Pre-Award Sponsor Resources
Step-by-step guide for Sponsors who have entered into an agreement with NRCS
WATERSHED PROGRAMS - WFPO
The Watershed Protection and Flood Prevention (WFPO) Program helps units of federal, state, local and federally recognized tribal governments (project sponsors) protect and restore watersheds.
The WFPO program provides technical and financial assistance to States, local governments and Tribal organizations to help plan and implement authorized watershed projects for the purpose of:
- Public sponsorship
- Watershed Projects ≤ 250,000 acres
- Agricultural benefits, including rural communities, must be ≥ 20% of the total benefits for the project.
Watershed conservation projects are planned and carried out jointly by local, state, and federal agencies with the support of community landowners and citizens in the watershed. Communities identify resource problems to be addressed, practices to be installed, and carry out major portions of a watershed plan, such as obtaining easements, rights of ways, permits and local cost-share funding. All Watershed Program projects must have a local sponsor that can act as the fiscal agent, provide project management and oversight throughout the different phases of construction, implementation, and project lifespan. Learn more about sponsor eligibility...
Project sponsors initiate a request for assistance thru their local NRCS office to develop a preliminary feasibility study (PIFR) which helps communities consider sustainable climate resilient solutions to address watershed resource concerns. After a feasibility study is conducted, a watershed plan is chosen, reviewed, approved and authorized. Once authorized, projects sponsors gain access to NRCS's financial and technical resources to help implement their plan. An approved watershed plan must be in place prior to initiation of any corrective land treatment or structural solutions. Project sponsors then help landowners carry out the authorized watershed conservation measures.

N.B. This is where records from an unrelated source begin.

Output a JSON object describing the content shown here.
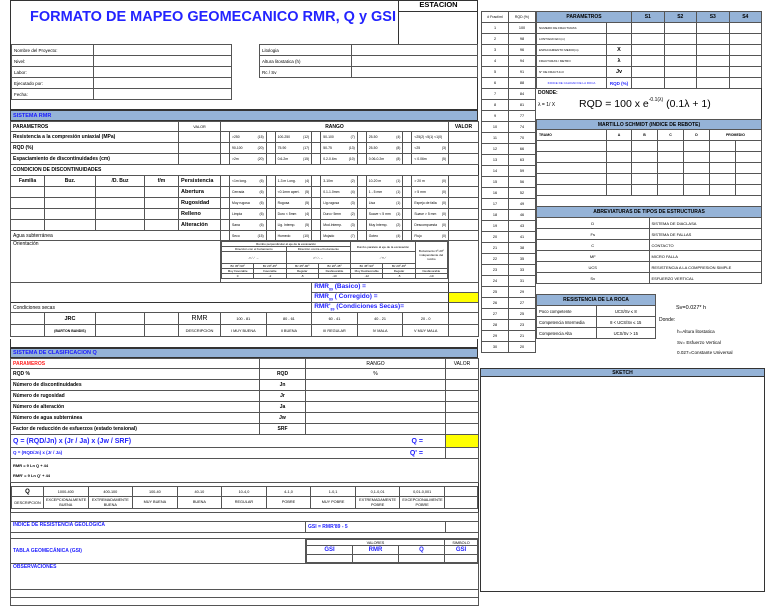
{
  "title": "FORMATO DE MAPEO GEOMECANICO RMR, Q y GSI",
  "estacion": "ESTACION",
  "project_fields": [
    "Nombre del Proyecto:",
    "Nivel:",
    "Labor:",
    "Ejecutado por:",
    "Fecha:"
  ],
  "litho_fields": [
    "Litologia",
    "Altura litostatica (h)",
    "Rc / Sv"
  ],
  "rmr": {
    "section": "SISTEMA RMR",
    "h_param": "PARAMETROS",
    "h_valor": "VALOR",
    "h_rango": "RANGO",
    "h_valor2": "VALOR",
    "rows": [
      {
        "label": "Resistencia a la compresión uniaxial (MPa)",
        "ranges": [
          [
            ">250",
            "(15)"
          ],
          [
            "100-250",
            "(12)"
          ],
          [
            "50-100",
            "(7)"
          ],
          [
            "25-50",
            "(4)"
          ],
          [
            "<25(2) <5(1) <1(0)",
            ""
          ]
        ]
      },
      {
        "label": "RQD (%)",
        "ranges": [
          [
            "90-100",
            "(20)"
          ],
          [
            "75-90",
            "(17)"
          ],
          [
            "50-75",
            "(13)"
          ],
          [
            "25-50",
            "(8)"
          ],
          [
            "<25",
            "(3)"
          ]
        ]
      },
      {
        "label": "Espaciamiento de discontinuidades (cm)",
        "ranges": [
          [
            ">2m",
            "(20)"
          ],
          [
            "0.6-2m",
            "(15)"
          ],
          [
            "0.2-0.6m",
            "(10)"
          ],
          [
            "0.06-0.2m",
            "(8)"
          ],
          [
            "< 0.06m",
            "(5)"
          ]
        ]
      }
    ],
    "cond_title": "CONDICION DE DISCONTINUIDADES",
    "cond_heads": [
      "Familia",
      "Buz.",
      "/D. Buz",
      "f/m"
    ],
    "cond_rows": [
      {
        "label": "Persistencia",
        "ranges": [
          [
            "<1m long.",
            "(6)"
          ],
          [
            "1-3 m Long.",
            "(4)"
          ],
          [
            "3-10m",
            "(2)"
          ],
          [
            "10-20 m",
            "(1)"
          ],
          [
            "> 20 m",
            "(0)"
          ]
        ]
      },
      {
        "label": "Abertura",
        "ranges": [
          [
            "Cerrada",
            "(6)"
          ],
          [
            "<0.1mm apert.",
            "(5)"
          ],
          [
            "0.1-1.0mm",
            "(4)"
          ],
          [
            "1 - 5 mm",
            "(1)"
          ],
          [
            "> 5 mm",
            "(0)"
          ]
        ]
      },
      {
        "label": "Rugosidad",
        "ranges": [
          [
            "Muy rugosa",
            "(6)"
          ],
          [
            "Rugosa",
            "(5)"
          ],
          [
            "Lig.rugosa",
            "(3)"
          ],
          [
            "Lisa",
            "(1)"
          ],
          [
            "Espejo de falla",
            "(0)"
          ]
        ]
      },
      {
        "label": "Relleno",
        "ranges": [
          [
            "Limpia",
            "(6)"
          ],
          [
            "Duro < 5mm",
            "(4)"
          ],
          [
            "Duro> 5mm",
            "(2)"
          ],
          [
            "Suave < 5 mm",
            "(1)"
          ],
          [
            "Suave > 5 mm",
            "(0)"
          ]
        ]
      },
      {
        "label": "Alteración",
        "ranges": [
          [
            "Sana",
            "(6)"
          ],
          [
            "Lig. Intemp.",
            "(5)"
          ],
          [
            "Mod.Intemp.",
            "(3)"
          ],
          [
            "Muy Intemp.",
            "(2)"
          ],
          [
            "Descompuesta",
            "(0)"
          ]
        ]
      }
    ],
    "agua": {
      "label": "Agua subterránea",
      "ranges": [
        [
          "Seco",
          "(15)"
        ],
        [
          "Humedo",
          "(10)"
        ],
        [
          "Mojado",
          "(7)"
        ],
        [
          "Goteo",
          "(4)"
        ],
        [
          "Flujo",
          "(0)"
        ]
      ]
    },
    "orient": {
      "label": "Orientación",
      "perp": "Rumbo perpendicular al eje de la excavación",
      "con": "Dirección con el buzamiento",
      "contra": "Dirección contra el buzamiento",
      "par": "Rumbo paralelo al eje de la excavación",
      "ind": "Buzamiento 0º-20º independiente del rumbo",
      "cols": [
        [
          "Bz 45º-90º",
          "Muy Favorable",
          "0"
        ],
        [
          "Bz 20º-45º",
          "Favorable",
          "-2"
        ],
        [
          "Bz 45º-90º",
          "Regular",
          "-5"
        ],
        [
          "Bz 20º-45º",
          "Desfavorable",
          "-10"
        ],
        [
          "Bz 45º-90º",
          "Muy Desfavorable",
          "-12"
        ],
        [
          "Bz 20º-45º",
          "Regular",
          "-5"
        ],
        [
          "",
          "Desfavorable",
          "-10"
        ]
      ]
    },
    "basico": "RMR89 (Basico) =",
    "corregido": "RMR89 ( Corregido) =",
    "secas": "RMR'89 (Condiciones Secas)=",
    "cond_secas": "Condiciones secas",
    "jrc": "JRC",
    "jrc_sub": "(BARTON BANDIS)",
    "class_head": "RMR",
    "class_desc": "DESCRIPCION",
    "classes": [
      [
        "100 - 81",
        "I  MUY BUENA"
      ],
      [
        "80 - 61",
        "II BUENA"
      ],
      [
        "60 - 41",
        "III  REGULAR"
      ],
      [
        "40 - 21",
        "IV  MALA"
      ],
      [
        "20 - 0",
        "V  MUY MALA"
      ]
    ]
  },
  "q": {
    "section": "SISTEMA DE CLASIFICACION Q",
    "h_param": "PARAMEROS",
    "h_rango": "RANGO",
    "h_valor": "VALOR",
    "rows": [
      [
        "RQD %",
        "RQD",
        "%"
      ],
      [
        "Número de discontinuidades",
        "Jn",
        ""
      ],
      [
        "Número de rugosidad",
        "Jr",
        ""
      ],
      [
        "Número de alteración",
        "Ja",
        ""
      ],
      [
        "Número de agua subterránea",
        "Jw",
        ""
      ],
      [
        "Factor de reducción de esfuerzos (estado tensional)",
        "SRF",
        ""
      ]
    ],
    "formula": "Q = (RQD/Jn) x (Jr / Ja) x (Jw / SRF)",
    "q_eq": "Q  =",
    "formula2": "Q = (RQD/Jn) x (Jr / Ja)",
    "q2_eq": "Q'  =",
    "rmr_q": "RMR = 9 Ln Q + 44",
    "rmr_q2": "RMR' = 9 Ln Q' + 44",
    "class_head": "Q",
    "class_desc": "DESCRIPCION",
    "classes": [
      [
        "1000-400",
        "EXCEPCIONALMENTE BUENA"
      ],
      [
        "400-100",
        "EXTREMADAMENTE BUENA"
      ],
      [
        "100-40",
        "MUY BUENA"
      ],
      [
        "40-10",
        "BUENA"
      ],
      [
        "10-4,0",
        "REGULAR"
      ],
      [
        "4-1,0",
        "POBRE"
      ],
      [
        "1-0,1",
        "MUY POBRE"
      ],
      [
        "0,1-0,01",
        "EXTREMADAMENTE POBRE"
      ],
      [
        "0,01-0,001",
        "EXCEPCIONALMENTE POBRE"
      ]
    ]
  },
  "gsi": {
    "title": "INDICE DE RESISTENCIA GEOLÓGICA",
    "formula": "GSI = RMR'89 - 5",
    "tabla": "TABLA GEOMECÁNICA (GSI)",
    "valores": "VALORES",
    "simbolo": "SIMBOLO",
    "cols": [
      "GSI",
      "RMR",
      "Q"
    ],
    "sym": "GSI"
  },
  "observaciones": "OBSERVACIONES",
  "rqd_table": {
    "h1": "# Fract/ml",
    "h2": "RQD (%)",
    "rows": [
      [
        1,
        100
      ],
      [
        2,
        98
      ],
      [
        3,
        96
      ],
      [
        4,
        94
      ],
      [
        5,
        91
      ],
      [
        6,
        88
      ],
      [
        7,
        84
      ],
      [
        8,
        81
      ],
      [
        9,
        77
      ],
      [
        10,
        74
      ],
      [
        11,
        70
      ],
      [
        12,
        66
      ],
      [
        13,
        63
      ],
      [
        14,
        59
      ],
      [
        15,
        56
      ],
      [
        16,
        52
      ],
      [
        17,
        49
      ],
      [
        18,
        46
      ],
      [
        19,
        43
      ],
      [
        20,
        41
      ],
      [
        21,
        38
      ],
      [
        22,
        35
      ],
      [
        23,
        33
      ],
      [
        24,
        31
      ],
      [
        25,
        29
      ],
      [
        26,
        27
      ],
      [
        27,
        25
      ],
      [
        28,
        23
      ],
      [
        29,
        21
      ],
      [
        30,
        20
      ]
    ]
  },
  "params": {
    "head": "PARAMETROS",
    "cols": [
      "S1",
      "S2",
      "S3",
      "S4"
    ],
    "rows": [
      [
        "NUMERO DE FRACTURAS",
        ""
      ],
      [
        "LONTIGUD EN (m)",
        ""
      ],
      [
        "ESPACIAMIENTO MEDIO(m)",
        "X"
      ],
      [
        "FRACTURAS / METRO",
        "λ"
      ],
      [
        "N° DE FRACT./m3",
        "Jv"
      ],
      [
        "INDICE DE CALIDAD DE LA ROCA",
        "RQD (%)"
      ]
    ],
    "donde": "DONDE:",
    "lambda": "λ = 1/ X",
    "formula": "RQD = 100 x e",
    "exp": "-0.1(λ)",
    "formula_tail": " (0.1λ + 1)"
  },
  "schmidt": {
    "title": "MARTILLO SCHMIDT (INDICE DE REBOTE)",
    "cols": [
      "TRAMO",
      "A",
      "B",
      "C",
      "D",
      "PROMEDIO"
    ]
  },
  "abrev": {
    "title": "ABREVIATURAS DE TIPOS DE ESTRUCTURAS",
    "rows": [
      [
        "D",
        "SISTEMA DE DIACLASA"
      ],
      [
        "Fs",
        "SISTEMA DE FALLAS"
      ],
      [
        "C",
        "CONTACTO"
      ],
      [
        "MF",
        "MICRO FALLA"
      ],
      [
        "UCS",
        "RESISTENCIA A LA COMPRESION SIMPLE"
      ],
      [
        "Sv",
        "ESFUERZO VERTICAL"
      ]
    ]
  },
  "roca": {
    "title": "RESISTENCIA DE LA ROCA",
    "rows": [
      [
        "Poco competente",
        "UCS/Sv ≤ 8"
      ],
      [
        "Competencia Intermedia",
        "8 < UCS/Sv ≤ 15"
      ],
      [
        "Competencia Alta",
        "UCS/Sv > 15"
      ]
    ],
    "sv": "Sv=0.027* h",
    "donde": "Donde:",
    "notes": [
      "h=Altura litostatica",
      "Sv= Esfuerzo Vertical",
      "0.027=Constante Universal"
    ]
  },
  "sketch": "SKETCH",
  "colors": {
    "accent": "#2323ff",
    "header": "#95b3d7",
    "highlight": "#ffff00"
  }
}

Puerto Rico’s Irrigation Districts (Isabela, Costa Sur and Lajas Valley) were built in the early 1900’s as part of the infrastructure development for the sugar cane industry, and consist of water reservoirs and channels, mains and laterals. This infrastructure is still used and is a key component of the agricultural development of the island; but it is losing water. The local authority and sponsor have targeted the Isabela Irrigation District’s reservoirs and irrigation system as their first priority for repair. The project comprises 377 miles of channels that provide potable and agricultural water. NRCS also seeks to improve water quality and quantity provided by these channels. We will assess the real needs of the area’s agricultural industry to ensure that farmers benefit from irrigation infrastructure improvements. WFPO program funds will be used for a Preliminary Investigation Feasibility Report (PIFR), planning, design and construction for Isabela's irrigation channel repairs and modernization.
The Bordeaux Farming Community on St. Thomas requires irrigation water resources to continue and increase their farming operations. St. Thomas rainfall averages around 40 inches/ year, which poses a challenge for community agriculture. Interagency support is needed to define solutions and build permanent infrastructure to provide a reliable source of water for the Bordeaux farming community to meet the USVI Agriculture Department’s goal to increase the amount of locally grown food and improve food security. WFPO program funds will be used to conduct a Preliminary Investigation Feasibility Report (PIFR) for irrigation water quality and quantity improvements for Estate Bordeaux, St. Thomas.
Contact your local service center to start your application.
Do you farm or ranch and want to make improvements to the land that you own or lease?
Natural Resources Conservation Service offers technical and financial assistance to help farmers, ranchers and forest landowners.
To get started with NRCS, we recommend you stop by your local NRCS field office. We’ll discuss your vision for your land.
NRCS provides landowners with free technical assistance, or advice, for their land. Common technical assistance includes: resource assessment, practice design and resource monitoring. Your conservation planner will help you determine if financial assistance is right for you.
We’ll walk you through the application process. To get started on applying for financial assistance, we’ll work with you:
Once complete, we’ll work with you on the application, or CPA 1200.
Applications for most programs are accepted on a continuous basis, but they’re considered for funding in different ranking periods. Be sure to ask your local NRCS district conservationist about the deadline for the ranking period to ensure you turn in your application in time.
As part of the application process, we’ll check to see if you are eligible. To do this, you’ll need to bring:
If you don’t have a farm tract number, you can get one from USDA’s Farm Service Agency. Typically, the local FSA office is located in the same building as the local NRCS office. You only need a farm tract number if you’re interested in financial assistance.
NRCS will take a look at the applications and rank them according to local resource concerns, the amount of conservation benefits the work will provide and the needs of applicants.
If you’re selected, you can choose whether to sign the contract for the work to be done.
Once you sign the contract, you’ll be provided standards and specifications for completing the practice or practices, and then you will have a specified amount of time to implement. Once the work is implemented and inspected, you’ll be paid the rate of compensation for the work if it meets NRCS standards and specifications.